Note that for reaching squares on the diluted grid two steps inward from the outermost ring (e.g. 'A'), you need two steps less than you have, so you can make the remaining two steps 3-out, 2-in to step, to step to the adjacent squares '+'. This fills up the entire plane in the inner region. Square 'a' can be reached by stepping to 'C', and then take a leap of length 2 perpendicularly.

So all squares just inside the outer periphery are reachable, except those next to the '1'. And for each of those you can move to the squares more diagonally inward. That leaves only the diagonals adjacent to the main diagonal. C can be reached with 3 diagonal leaps, then one up and one right. By taking one of the latter of length 2, we can reached the 'x' squares. (And thus also the squares diagoally inward from those, such as 'y'.) So from the (6*N-1) x (6*N-1) area only 4 x 4 squares near the corners are not reachable.

On the outermost rim only 2*N squares are reachable on each edge (counting the corners as 1/2, because they are on 2 edges). So the total number of squares reachable in N moves is (6*N-1)*(6*N-1) + 8*N - 16. For N=167 this is 1001*1001 + 1336 - 16 = 1,003,321 squares.

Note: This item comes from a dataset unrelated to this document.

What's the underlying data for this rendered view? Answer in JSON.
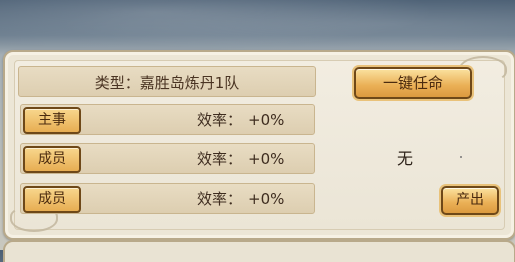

Note that this calculation is based on that the number of allowed moves is large, so that you could always find enough steps in the desired directions to replace by a shorter one. For N <= 3 this would not always be possible, and the formula would not apply.